It seems that ferns are out and growing on the hillside and the tiny yellow flowers are in bloom on witch hazels in the marsh across from the hill. — I’ve believed those are witch hazels for a long time, but I might be wrong. Every spring I think of the innocence of flowers. They bloom, fade and fall while sharing what they can be. Perhaps that’s the way I wish to be.

 

Fialka Story

Filed under: At The Winery — Thorpe Vineyard @ 8:34 pm
Tags: , , , , , ,

“Trillium” was created by the request for the sweeter styled wines, and was first released in July, 1994 when the construction of our Wine Shop was completed. Its abundant flavor of fresh grapes and mild sweeter taste gained the popularity very quickly, and it was sold out by the end of 1994.

In July 1995 a mail arrived from a winery in Midwest claiming that the name “Trillium” was theirs as they had registered that name as a trade mark of one of their wines. After a short debate we decided to change the name of this beloved wine. We asked for a suggestion of a new name for this wine through our newsletters as a form of “contest” — if we chose the name you gave to us, you’d get a free case of the wine with the new label!

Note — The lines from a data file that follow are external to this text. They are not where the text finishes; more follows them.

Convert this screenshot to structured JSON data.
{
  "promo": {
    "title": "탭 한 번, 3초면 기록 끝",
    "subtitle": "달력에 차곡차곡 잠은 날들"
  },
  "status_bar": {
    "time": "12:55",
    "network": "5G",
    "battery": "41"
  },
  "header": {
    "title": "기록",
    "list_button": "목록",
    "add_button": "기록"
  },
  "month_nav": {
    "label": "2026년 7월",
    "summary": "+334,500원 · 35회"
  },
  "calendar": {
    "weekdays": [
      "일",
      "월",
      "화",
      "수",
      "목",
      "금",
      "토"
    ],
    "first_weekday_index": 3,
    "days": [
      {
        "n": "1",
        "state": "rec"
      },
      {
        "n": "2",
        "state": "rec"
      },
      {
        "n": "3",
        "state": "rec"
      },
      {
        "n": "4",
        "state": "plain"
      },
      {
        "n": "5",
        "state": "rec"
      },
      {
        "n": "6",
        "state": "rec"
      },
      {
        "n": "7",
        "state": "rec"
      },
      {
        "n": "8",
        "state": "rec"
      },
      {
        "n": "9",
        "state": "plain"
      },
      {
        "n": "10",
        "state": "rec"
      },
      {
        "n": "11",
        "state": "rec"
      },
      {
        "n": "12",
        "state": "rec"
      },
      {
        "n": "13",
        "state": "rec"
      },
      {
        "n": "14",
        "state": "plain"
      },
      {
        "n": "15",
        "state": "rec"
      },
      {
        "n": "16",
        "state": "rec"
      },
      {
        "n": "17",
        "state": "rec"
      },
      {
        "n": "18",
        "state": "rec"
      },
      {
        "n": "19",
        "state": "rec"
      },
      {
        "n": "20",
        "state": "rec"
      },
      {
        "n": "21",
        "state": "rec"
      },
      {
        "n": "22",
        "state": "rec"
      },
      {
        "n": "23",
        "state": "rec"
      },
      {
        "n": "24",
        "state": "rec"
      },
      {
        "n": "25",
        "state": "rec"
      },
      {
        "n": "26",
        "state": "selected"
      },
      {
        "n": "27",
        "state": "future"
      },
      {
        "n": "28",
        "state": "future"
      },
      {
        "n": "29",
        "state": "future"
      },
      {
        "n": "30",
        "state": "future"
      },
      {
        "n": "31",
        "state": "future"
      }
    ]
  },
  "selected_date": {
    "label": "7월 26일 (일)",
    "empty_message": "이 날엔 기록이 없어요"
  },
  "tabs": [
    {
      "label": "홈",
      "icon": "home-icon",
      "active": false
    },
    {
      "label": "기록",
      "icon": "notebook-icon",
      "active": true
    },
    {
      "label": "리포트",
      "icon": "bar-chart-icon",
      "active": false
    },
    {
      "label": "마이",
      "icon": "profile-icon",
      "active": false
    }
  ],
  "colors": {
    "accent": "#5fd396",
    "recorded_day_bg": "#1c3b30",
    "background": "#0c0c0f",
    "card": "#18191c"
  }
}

FialkaDuring the holiday season of 1995 Fumie’s old college professor visited us with his family and one of her classmates. When he walked in, he immediately saw the bottle of Trillium on display on our tasting counter. He took it in his hands and said, “So, is this the troubled wine?” He already knew about the debate from the newsletter we’d mailed out. As soon as he said so, his cousin from Slovakia exclaimed, “Oh, that’s Fialka!” We all turned our heads toward him as the name he yelled sounded very nice for a name of the wine. We told him to officially write the name down onto a piece of paper that we had ready for the visitors to write in their suggested new names for the wine. He told us that the illustration of the trilliums on the label reminded him of the flowers they call “fialka” in Slovakia. Following spring when we had the new labels ready, he took a case of the brand new Fialka wine back home to Slovakia.

Over the years we’ve learned that “fialka” means “violet” in English, and fairly common in the Slavic languages such as Slovak, Russian, Ukrainian, etc. If you have the relatives or friends who came from that direction, ask them if they know the word and its meaning. Most likely they do!

The composition of Fialka has remained basically the same over these years. Diamond contributes the abundant fresh grape taste and flavor while Catawba gives it the spiciness and good acid to counterpart the sweetness. Cayuga White then somehow mediates the entire package to the subtle mildness — that’s the way we feel. The name “Trillium” was originally chosen as the wine was a blend of these three varieties about the same portion of each.

Now you’ve got the story, so get a bottle or two to bring back home to enjoy!

 

Voice of Spring April 8, 2015

Two years in a row we experienced a frigid winter. This year it came with the honor of February 2015 being the coldest month in history in much of the eastern U.S. It was cold indeed, but while being busy with lots of paperwork and shoveling the snow, it went away like a dream.

In March I did three watercolor paintings that will become the new labels this year. I introduced my old customer-friend who gave me his painting in the last newsletter. Perhaps he motivated me to pick up my brushes again this winter. It was fun that came with new learning. I’m now so thrilled to put the new labels on the bottles in the next month or so. As usual they had to go through the approval process by the Federal agency, and I just got it a few days ago. Now it’s time to bring them to the printer.

Snow has mostly receded from the vineyards. It’s time to get out there and start moving. Red-tailed hawks and crows are arguing who will get the spot on the telephone pole. I would rather listen to the finches and cardinals chat — I’m now waiting to hear the loud killdeers overhead and in the twilight the nasal whispers of wood thrushes and nighthawks in the wood.

 

 
%d bloggers like this: